Thursday, June 3, 2021
Rain, Temperature 68 Degrees
Exploring Woodlawn Cemetery, City of Elmira, NY
I’m not even going to comment on the weather. Except to say this is really getting old!
So, after we visited the grave site for Mark Twain on our way out we noticed this monument. Immediately, my curiosity was roused. What was the connection between the Underground Railroad, Elmira, and Woodlawn Cemetery?
Time for some investigation.
The Underground Railroad was a network of secret routes and safe houses established in the United States during the early to mid-19th century. It was used by enslaved African Americans primarily to flee into free states and Canada.
A number of routes ran through New York but the most famous and most successful was the route that ran through Elmira. Elmira was a natural hub since it is at the center of several river valleys, which have always been the basis for transportation routes. The Elmira route started in Philadelphia, went through Williamsport, PA, then Elmira, NY and on into Canada.
Of the many individuals who worked on the railroad in Elmira the most noted one was John Jones. He escaped to Elmira on the railroad and then decided to settle there. Between the years of 1851 and 1860 documentation shows that he helped over 800 fugitive slaves to escape through Elmira. However, many considered Elmira a safe place and like it so much that they subsequently settled there.
Jones sheltered them either in his own home or at The First Baptist Church of which he was the sexton. He often received fugitives in groups of six to ten but at times groups of thirty or more would arrive together. It is said that when the railroad was in existence every church in Elmira assisted in harboring fugitives.
In 1850 when the New York and Erie Railroad Line came to Elmira Jones’s legacy really began. By making friends with railroad employees he induced baggage men to stow away fugitive slaves. The car in which they hid became known as The Freedom Baggage Car. Those going on beyond Elmira usually departed on the 4:00 am train since it was considered the safest, as it did not change cars until it reached St. Catherine’s, Ontario.
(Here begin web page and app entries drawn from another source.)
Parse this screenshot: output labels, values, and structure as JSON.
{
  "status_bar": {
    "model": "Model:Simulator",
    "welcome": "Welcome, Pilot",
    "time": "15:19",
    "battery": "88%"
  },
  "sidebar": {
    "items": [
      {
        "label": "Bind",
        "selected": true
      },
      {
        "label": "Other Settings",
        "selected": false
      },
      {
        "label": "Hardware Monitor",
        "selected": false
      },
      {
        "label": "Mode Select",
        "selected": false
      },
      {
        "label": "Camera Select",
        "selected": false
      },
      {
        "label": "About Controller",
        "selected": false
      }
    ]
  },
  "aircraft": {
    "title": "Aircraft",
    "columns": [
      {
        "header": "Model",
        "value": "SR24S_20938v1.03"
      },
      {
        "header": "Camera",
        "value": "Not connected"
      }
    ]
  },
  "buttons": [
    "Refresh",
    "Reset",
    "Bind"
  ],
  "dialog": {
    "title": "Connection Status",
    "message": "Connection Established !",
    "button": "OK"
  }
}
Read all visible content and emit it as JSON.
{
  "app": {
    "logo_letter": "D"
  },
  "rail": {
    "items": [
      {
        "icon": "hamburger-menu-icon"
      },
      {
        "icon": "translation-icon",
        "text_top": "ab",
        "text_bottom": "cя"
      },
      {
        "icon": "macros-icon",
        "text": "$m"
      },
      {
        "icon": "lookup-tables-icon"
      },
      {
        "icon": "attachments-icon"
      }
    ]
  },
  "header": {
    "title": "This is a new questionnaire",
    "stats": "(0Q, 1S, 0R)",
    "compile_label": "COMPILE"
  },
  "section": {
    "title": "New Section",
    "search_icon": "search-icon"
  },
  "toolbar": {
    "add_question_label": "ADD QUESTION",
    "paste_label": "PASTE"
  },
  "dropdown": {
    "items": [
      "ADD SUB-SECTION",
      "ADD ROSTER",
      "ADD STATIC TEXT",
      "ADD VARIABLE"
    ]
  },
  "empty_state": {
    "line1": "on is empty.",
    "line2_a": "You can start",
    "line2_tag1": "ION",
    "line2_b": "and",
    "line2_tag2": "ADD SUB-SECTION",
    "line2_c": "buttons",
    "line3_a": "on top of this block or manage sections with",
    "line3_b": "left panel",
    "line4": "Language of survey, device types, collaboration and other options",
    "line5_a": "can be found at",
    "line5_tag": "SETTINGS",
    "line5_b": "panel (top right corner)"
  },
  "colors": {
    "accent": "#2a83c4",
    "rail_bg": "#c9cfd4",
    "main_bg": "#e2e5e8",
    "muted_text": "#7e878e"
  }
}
But Jones could not have done it alone. Some of Elmira’s most respected citizens (all listed on this monument) helped in this noble and illegal effort by providing overnight accommodations, money, food or clothing to make their stay and subsequent journey possible. These individuals provided a network of support at great risk to themselves, their families and their business reputations.
One of the most famous was none other than Mark Twain’s father-in-law who is also buried at Woodlawn Cemetery. He was a prominent abolitionist and active in anti-slavery causes who helped in the funding of Jones’s operation. He also spent a great deal of his money on various social causes of that day and age.
There is so much more to be told about the Underground Railroad and its significance to our country’s history but time and space does not permit going further. I encourage you to Google it and discover for yourself the many people who risked their lives and everything they had to make it work. It’s a fascinating history that we should all be familiar with.
Tomorrow, we soar!
Our day on The Road of Retirement has come to an end. If you’ll excuse me its time now to go build an ark. Just big enough for the two of us and my stuffed dog, Harper. He is the only animal allowed on! Have a good evening.
Thanks for taking the time to read our blog. We always appreciate your company, your comments, and your suggestions. Remember, take time to stop and smell the roses and live each day that God gives you to the fullest.
These are the voyages of Elvira and her two intrepid travelers. Our continuing mission: to explore as many new states as possible, to seek out new acquaintances and make new friends, to boldly go where we have never been before.
See you on down the road!